PROBLEM DESCRIPTION: An exact reproduction of the records is required, with all images left out.
=== Begin Enclosure ===
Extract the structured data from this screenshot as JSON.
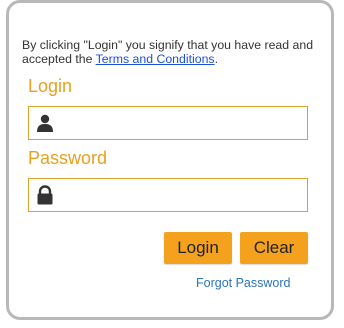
{
  "notice": {
    "prefix": "By clicking \"Login\" you signify that you have read and accepted the ",
    "terms_link": "Terms and Conditions",
    "suffix": "."
  },
  "login_field": {
    "label": "Login",
    "value": "",
    "icon": "user-icon"
  },
  "password_field": {
    "label": "Password",
    "value": "",
    "icon": "lock-icon"
  },
  "buttons": {
    "login_label": "Login",
    "clear_label": "Clear"
  },
  "forgot_password": "Forgot Password",
  "colors": {
    "accent": "#f4a21d",
    "label": "#e8a020",
    "link": "#1a4fd6",
    "secondary_link": "#2a75b8",
    "border": "#b8b8b8"
  }
}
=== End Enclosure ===
FINAL ANSWER:
Extract the structured data from this screenshot as JSON.
{
  "notice": {
    "prefix": "By clicking \"Login\" you signify that you have read and accepted the ",
    "terms_link": "Terms and Conditions",
    "suffix": "."
  },
  "login_field": {
    "label": "Login",
    "value": "",
    "icon": "user-icon"
  },
  "password_field": {
    "label": "Password",
    "value": "",
    "icon": "lock-icon"
  },
  "buttons": {
    "login_label": "Login",
    "clear_label": "Clear"
  },
  "forgot_password": "Forgot Password",
  "colors": {
    "accent": "#f4a21d",
    "label": "#e8a020",
    "link": "#1a4fd6",
    "secondary_link": "#2a75b8",
    "border": "#b8b8b8"
  }
}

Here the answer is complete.